[[ THE DATA open ]]

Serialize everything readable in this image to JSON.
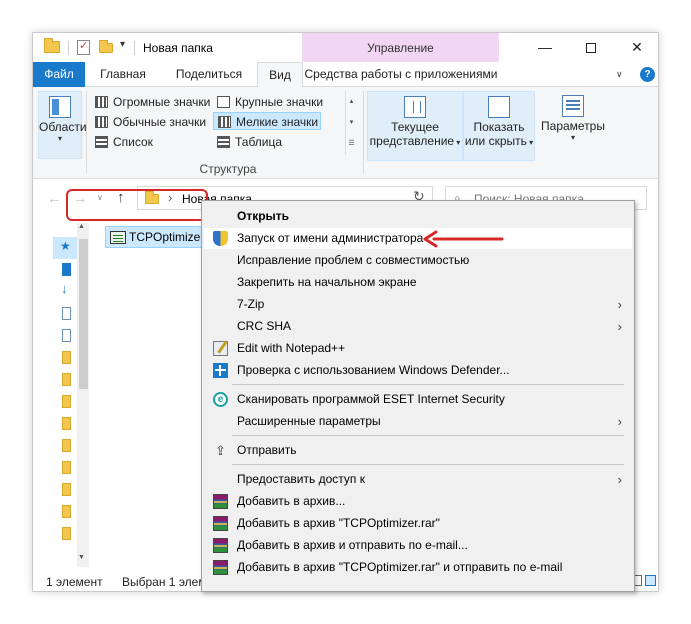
{
  "window": {
    "title": "Новая папка",
    "context_tab_header": "Управление",
    "buttons": {
      "minimize": "—",
      "maximize": "",
      "close": "✕"
    }
  },
  "ribbon_tabs": {
    "file": "Файл",
    "home": "Главная",
    "share": "Поделиться",
    "view": "Вид",
    "app_tools": "Средства работы с приложениями"
  },
  "ribbon": {
    "panes_label": "Области",
    "layout_group": {
      "label": "Структура",
      "items": [
        {
          "label": "Огромные значки"
        },
        {
          "label": "Крупные значки"
        },
        {
          "label": "Обычные значки"
        },
        {
          "label": "Мелкие значки"
        },
        {
          "label": "Список"
        },
        {
          "label": "Таблица"
        }
      ]
    },
    "current_view": {
      "line1": "Текущее",
      "line2": "представление"
    },
    "show_hide": {
      "line1": "Показать",
      "line2": "или скрыть"
    },
    "options": {
      "label": "Параметры"
    }
  },
  "address": {
    "path": "Новая папка",
    "search_placeholder": "Поиск: Новая папка"
  },
  "content": {
    "file_name": "TCPOptimizer"
  },
  "status": {
    "count": "1 элемент",
    "selected": "Выбран 1 элем"
  },
  "context_menu": {
    "items": [
      {
        "label": "Открыть"
      },
      {
        "label": "Запуск от имени администратора"
      },
      {
        "label": "Исправление проблем с совместимостью"
      },
      {
        "label": "Закрепить на начальном экране"
      },
      {
        "label": "7-Zip"
      },
      {
        "label": "CRC SHA"
      },
      {
        "label": "Edit with Notepad++"
      },
      {
        "label": "Проверка с использованием Windows Defender..."
      },
      {
        "label": "Сканировать программой ESET Internet Security"
      },
      {
        "label": "Расширенные параметры"
      },
      {
        "label": "Отправить"
      },
      {
        "label": "Предоставить доступ к"
      },
      {
        "label": "Добавить в архив..."
      },
      {
        "label": "Добавить в архив \"TCPOptimizer.rar\""
      },
      {
        "label": "Добавить в архив и отправить по e-mail..."
      },
      {
        "label": "Добавить в архив \"TCPOptimizer.rar\" и отправить по e-mail"
      }
    ]
  },
  "colors": {
    "accent": "#1979ca",
    "context_tab": "#f2d7f5",
    "selection": "#cce8ff",
    "annotation_red": "#d72828"
  }
}
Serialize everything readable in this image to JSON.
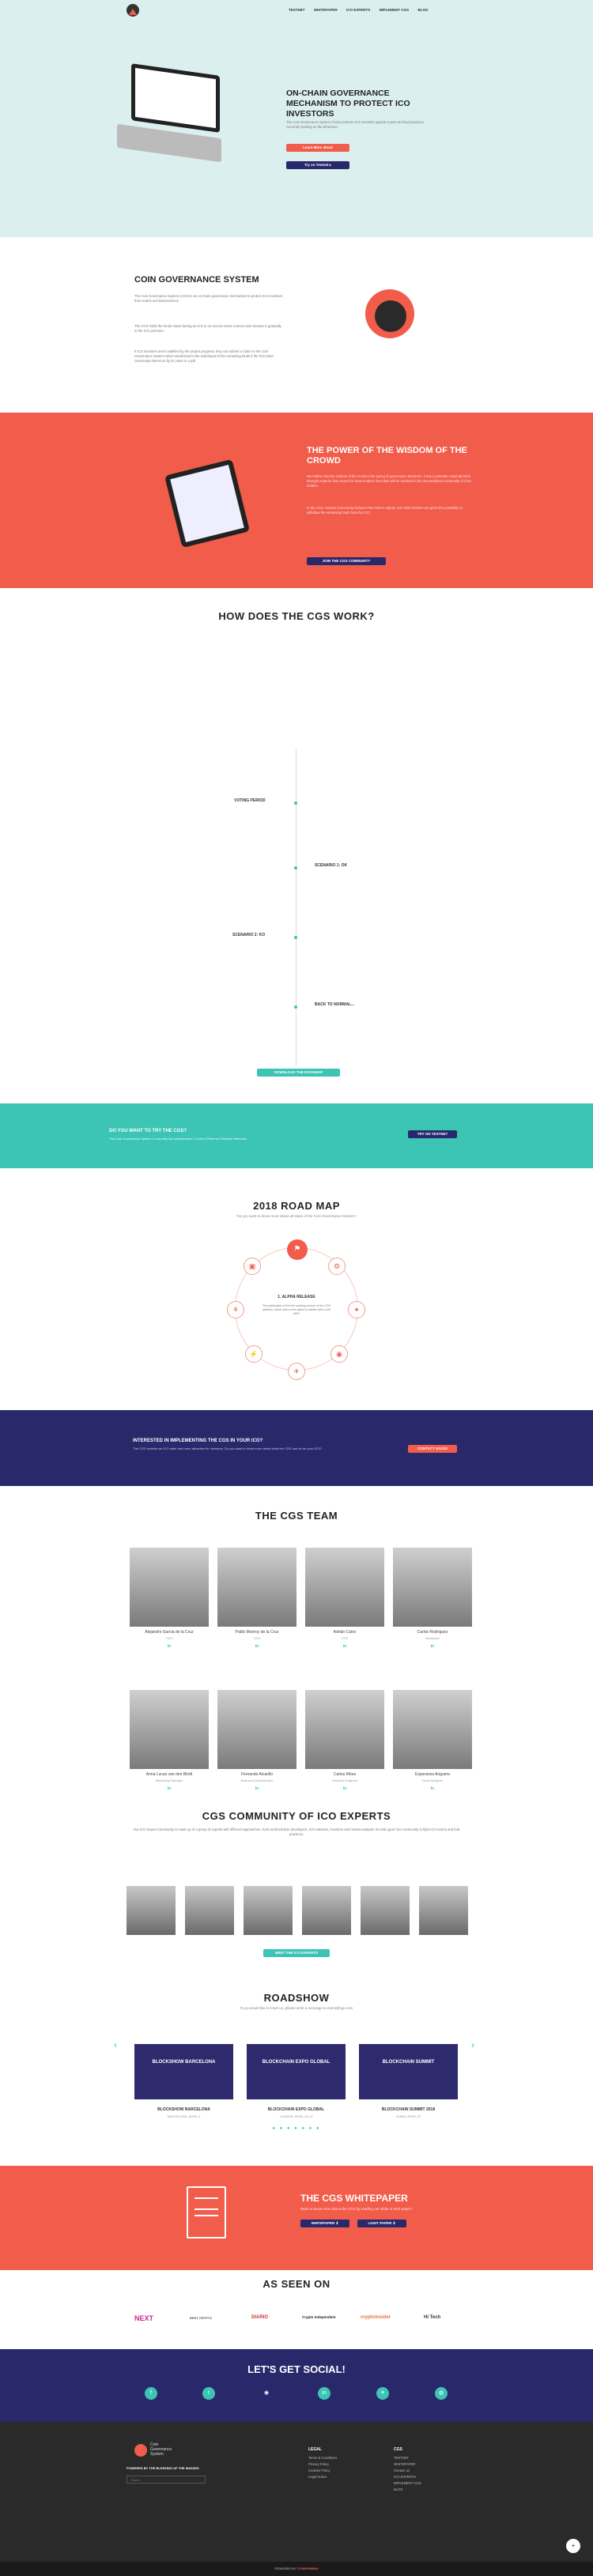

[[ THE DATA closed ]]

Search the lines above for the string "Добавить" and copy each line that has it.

        "label": "Добавить в архив..."
        "label": "Добавить в архив \"TCPOptimizer.rar\""
        "label": "Добавить в архив и отправить по e-mail..."
        "label": "Добавить в архив \"TCPOptimizer.rar\" и отправить по e-mail"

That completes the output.